• _Problem description_
Only the count is needed. Count the lines below with the word "авто" in them.

App and web page records
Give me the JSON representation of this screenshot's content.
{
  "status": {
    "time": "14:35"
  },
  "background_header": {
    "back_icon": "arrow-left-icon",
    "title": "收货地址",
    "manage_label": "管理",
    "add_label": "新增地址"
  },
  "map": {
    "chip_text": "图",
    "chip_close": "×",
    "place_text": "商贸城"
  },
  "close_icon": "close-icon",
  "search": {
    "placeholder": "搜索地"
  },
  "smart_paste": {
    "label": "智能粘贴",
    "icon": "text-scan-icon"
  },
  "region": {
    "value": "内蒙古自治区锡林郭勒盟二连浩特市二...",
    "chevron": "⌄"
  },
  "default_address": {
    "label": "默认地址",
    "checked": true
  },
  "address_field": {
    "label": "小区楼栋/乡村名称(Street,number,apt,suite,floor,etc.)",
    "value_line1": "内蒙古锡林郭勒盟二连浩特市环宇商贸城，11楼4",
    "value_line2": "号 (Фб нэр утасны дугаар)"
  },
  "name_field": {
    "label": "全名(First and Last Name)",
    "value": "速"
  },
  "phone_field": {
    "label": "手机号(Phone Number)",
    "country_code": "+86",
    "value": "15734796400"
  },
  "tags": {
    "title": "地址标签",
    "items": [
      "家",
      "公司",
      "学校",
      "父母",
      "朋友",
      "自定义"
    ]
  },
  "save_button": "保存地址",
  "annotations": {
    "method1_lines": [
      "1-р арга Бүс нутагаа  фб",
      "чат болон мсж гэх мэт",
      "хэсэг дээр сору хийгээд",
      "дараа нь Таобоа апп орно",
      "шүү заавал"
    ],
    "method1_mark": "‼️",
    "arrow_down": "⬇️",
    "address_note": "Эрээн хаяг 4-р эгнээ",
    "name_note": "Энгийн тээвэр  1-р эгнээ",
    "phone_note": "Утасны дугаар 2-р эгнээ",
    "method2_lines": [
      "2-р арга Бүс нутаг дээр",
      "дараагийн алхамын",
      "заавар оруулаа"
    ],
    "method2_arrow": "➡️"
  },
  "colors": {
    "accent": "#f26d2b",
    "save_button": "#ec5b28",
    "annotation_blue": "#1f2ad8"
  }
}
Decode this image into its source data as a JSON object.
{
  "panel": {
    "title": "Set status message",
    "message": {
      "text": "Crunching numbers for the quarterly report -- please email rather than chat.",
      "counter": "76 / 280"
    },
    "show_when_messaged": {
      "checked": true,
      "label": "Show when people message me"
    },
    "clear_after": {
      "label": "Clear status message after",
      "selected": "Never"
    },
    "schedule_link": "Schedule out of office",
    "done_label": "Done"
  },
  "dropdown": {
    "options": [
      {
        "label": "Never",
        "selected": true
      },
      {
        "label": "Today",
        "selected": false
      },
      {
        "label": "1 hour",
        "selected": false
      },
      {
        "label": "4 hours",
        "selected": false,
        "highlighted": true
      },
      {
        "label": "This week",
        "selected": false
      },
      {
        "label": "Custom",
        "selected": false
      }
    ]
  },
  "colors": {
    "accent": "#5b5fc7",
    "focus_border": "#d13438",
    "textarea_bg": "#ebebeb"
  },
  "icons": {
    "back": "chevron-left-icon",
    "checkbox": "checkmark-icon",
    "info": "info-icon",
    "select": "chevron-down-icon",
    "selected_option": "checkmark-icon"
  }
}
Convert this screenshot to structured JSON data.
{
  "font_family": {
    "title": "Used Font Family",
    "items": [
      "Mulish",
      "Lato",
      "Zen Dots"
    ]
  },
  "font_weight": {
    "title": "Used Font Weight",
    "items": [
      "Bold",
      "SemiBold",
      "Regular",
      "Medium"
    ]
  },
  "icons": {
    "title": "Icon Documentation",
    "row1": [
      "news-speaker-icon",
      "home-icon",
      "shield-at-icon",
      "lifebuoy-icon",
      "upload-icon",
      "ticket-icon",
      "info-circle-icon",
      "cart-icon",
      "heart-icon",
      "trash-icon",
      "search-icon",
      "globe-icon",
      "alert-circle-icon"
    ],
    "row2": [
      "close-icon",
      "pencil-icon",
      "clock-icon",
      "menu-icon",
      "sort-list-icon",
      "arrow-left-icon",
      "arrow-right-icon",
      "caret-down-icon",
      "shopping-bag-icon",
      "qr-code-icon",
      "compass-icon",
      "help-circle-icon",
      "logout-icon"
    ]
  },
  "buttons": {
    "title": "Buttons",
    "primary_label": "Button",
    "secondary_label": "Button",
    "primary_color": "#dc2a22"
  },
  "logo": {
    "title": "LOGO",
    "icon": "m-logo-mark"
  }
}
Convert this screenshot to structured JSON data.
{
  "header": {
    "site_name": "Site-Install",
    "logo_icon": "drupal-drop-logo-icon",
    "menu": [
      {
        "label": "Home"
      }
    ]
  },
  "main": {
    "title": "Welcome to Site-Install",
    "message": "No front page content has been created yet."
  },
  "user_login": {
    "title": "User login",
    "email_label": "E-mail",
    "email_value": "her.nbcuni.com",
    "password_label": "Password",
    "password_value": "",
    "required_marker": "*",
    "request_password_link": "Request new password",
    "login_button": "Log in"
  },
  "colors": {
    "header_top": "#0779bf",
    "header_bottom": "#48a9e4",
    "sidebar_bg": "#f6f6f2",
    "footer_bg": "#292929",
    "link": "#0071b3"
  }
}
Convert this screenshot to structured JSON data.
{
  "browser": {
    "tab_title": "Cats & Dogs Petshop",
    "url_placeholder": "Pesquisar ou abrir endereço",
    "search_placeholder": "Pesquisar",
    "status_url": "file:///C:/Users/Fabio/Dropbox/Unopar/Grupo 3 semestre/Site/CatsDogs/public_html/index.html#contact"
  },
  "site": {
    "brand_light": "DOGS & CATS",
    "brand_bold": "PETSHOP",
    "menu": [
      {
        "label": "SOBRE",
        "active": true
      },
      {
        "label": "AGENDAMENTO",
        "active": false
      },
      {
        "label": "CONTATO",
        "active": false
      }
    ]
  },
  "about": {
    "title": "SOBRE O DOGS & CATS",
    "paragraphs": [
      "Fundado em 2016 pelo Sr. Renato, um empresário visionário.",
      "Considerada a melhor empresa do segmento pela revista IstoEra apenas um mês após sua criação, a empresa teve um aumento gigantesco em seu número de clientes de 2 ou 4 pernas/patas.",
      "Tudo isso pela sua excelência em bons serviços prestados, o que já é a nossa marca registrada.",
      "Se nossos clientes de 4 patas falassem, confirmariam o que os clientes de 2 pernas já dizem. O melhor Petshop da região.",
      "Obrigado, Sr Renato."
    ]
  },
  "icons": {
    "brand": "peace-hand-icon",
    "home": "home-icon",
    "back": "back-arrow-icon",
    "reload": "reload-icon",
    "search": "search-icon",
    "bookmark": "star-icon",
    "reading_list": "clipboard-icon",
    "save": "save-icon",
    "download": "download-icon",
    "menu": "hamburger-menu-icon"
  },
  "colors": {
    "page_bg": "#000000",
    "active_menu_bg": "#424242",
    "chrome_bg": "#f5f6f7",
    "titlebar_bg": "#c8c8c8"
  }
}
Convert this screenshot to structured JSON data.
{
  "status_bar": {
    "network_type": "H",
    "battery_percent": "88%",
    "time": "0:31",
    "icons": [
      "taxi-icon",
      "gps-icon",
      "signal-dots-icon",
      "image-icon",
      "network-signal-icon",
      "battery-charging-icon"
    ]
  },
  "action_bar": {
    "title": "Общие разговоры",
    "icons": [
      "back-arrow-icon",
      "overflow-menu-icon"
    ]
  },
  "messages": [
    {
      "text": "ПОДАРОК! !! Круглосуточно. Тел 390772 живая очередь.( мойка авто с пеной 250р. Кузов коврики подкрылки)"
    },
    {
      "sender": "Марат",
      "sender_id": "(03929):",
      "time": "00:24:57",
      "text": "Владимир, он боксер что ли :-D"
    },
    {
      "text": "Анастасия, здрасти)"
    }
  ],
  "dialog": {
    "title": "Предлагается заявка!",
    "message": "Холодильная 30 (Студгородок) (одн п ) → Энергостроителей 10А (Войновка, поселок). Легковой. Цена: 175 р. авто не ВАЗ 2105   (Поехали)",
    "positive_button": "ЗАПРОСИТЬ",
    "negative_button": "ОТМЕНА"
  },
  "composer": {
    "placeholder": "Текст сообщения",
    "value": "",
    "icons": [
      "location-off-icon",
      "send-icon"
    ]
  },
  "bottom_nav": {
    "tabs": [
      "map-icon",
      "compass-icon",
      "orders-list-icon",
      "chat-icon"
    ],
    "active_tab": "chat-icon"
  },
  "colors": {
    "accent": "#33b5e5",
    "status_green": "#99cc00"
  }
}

• _Response below_
2